America has seen this behavior before, during the Cold War when President Truman created the Loyalty Review Board in 1947 to verify the loyalty of government workers. The Un-American Activities Committee called many entertainers to testify before the House; those that refused were ‘blacklisted’ from Hollywood and sentenced to prison. And this wasn’t for any active subversion on their part; this was simply for wanting to maintain a level of privacy that was simply seen as unreasonable.
 

During the same period Senator Joseph McCarthy made great claims of communists working in the government and military. Thousands of Americans were accused of holding Communist ideals or sympathizing with them, and were believed to be working to disrupt the American government from the inside. Government employees, educators, union activists and entertainers - those with any measure of influence and power to “sway” the views of the common man - were called before panels, both government-controlled and privately owned. It didn't take much to get dragged before one of these committees - even the suggestion of left-leaning tendencies was given the same weight as in-depth evidence of subterfuge. Those who were convicted had their careers and lives destroyed, left with an indelible mark for future employment, and some even imprisoned.
 

McCarthyism caused many to fear being labeled as subversive and thus consciously work to conform to the idea of idyllic America. Those who refused to fall in line were ostracized, imprisoned, and weeded out.
 

We are seeing this again in the so-called War on Terror (the failure of any war on an inanimate object/emotion is another topic). Instead of appointing committees and panels, the US government has used technology to monitor and record, for prosterity, the communications and activities of not just American citizens and residents, but foreign nationals as well. These activities, carried out by the NSA, are only loosely legitimised by secret courts and have no accountability to the citizens they claim to serve. They are beholden to none and operating under outdated laws when they are even acting legally.

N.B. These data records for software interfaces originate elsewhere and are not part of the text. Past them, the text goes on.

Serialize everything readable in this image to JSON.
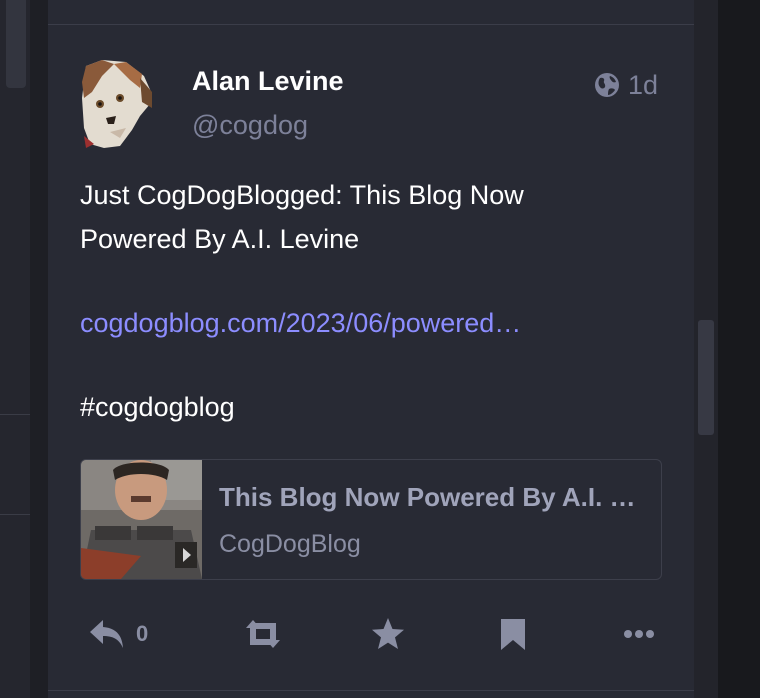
{
  "status": {
    "author": {
      "display_name": "Alan Levine",
      "handle": "@cogdog",
      "avatar_icon": "dog-avatar"
    },
    "visibility_icon": "globe-icon",
    "timestamp": "1d",
    "content": {
      "line1": "Just CogDogBlogged: This Blog Now",
      "line2": "Powered By A.I. Levine",
      "link_text": "cogdogblog.com/2023/06/powered…",
      "hashtag": "#cogdogblog"
    },
    "card": {
      "title": "This Blog Now Powered By A.I. …",
      "site": "CogDogBlog"
    },
    "actions": {
      "reply_count": "0"
    }
  },
  "colors": {
    "background": "#282a34",
    "text": "#ffffff",
    "secondary_text": "#7d8199",
    "link": "#8c8dff",
    "icon": "#8a8ea3"
  }
}
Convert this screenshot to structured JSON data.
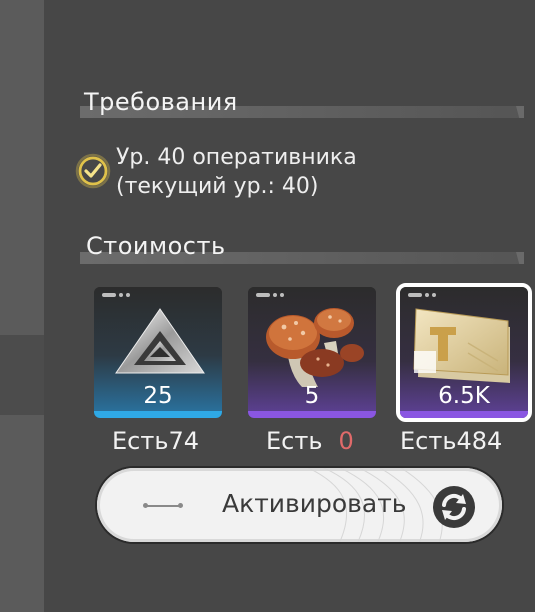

While there are no solid studies showing the long term effects of such surveillance, we can already see the ways individuals are reacting: they are adjusting their behavior and language to appear more inline with ‘acceptable’ opinions. They are self censoring their online behaviors and expressions. This is a reaction to the fear of an omnipresent threat. The threat of being seen as other, of being targeted for more severe surveillance or worse. This state of fear strips an individual’s agency to free speech and the pursuit of happiness when that speech or pursuit is at odds with that which has been deemed socially acceptable by the surveyor. This state of fear also encourages and feeds a propensity to demonize that which is ‘other’. We see this in the hate speech leveled at any who happen to be loosely associated with the public’s hazy perception of the ‘enemy’. Whether or not these become large-scale trends remains to be seen - but the real problems are just beginning.

Surveillance is objective and systematic violence which constitutes oppression. It is being enacted against the people, in the name of the people. Just like an abusive partner may claim they are beating their victim for their own good - our government is telling us that this abuse of our privacy, security, rights and trust is for our own safety. Our government is asking us to be complacent and to participate in our degradation.

Tiberius Hefflin

Portland, Oregon 97204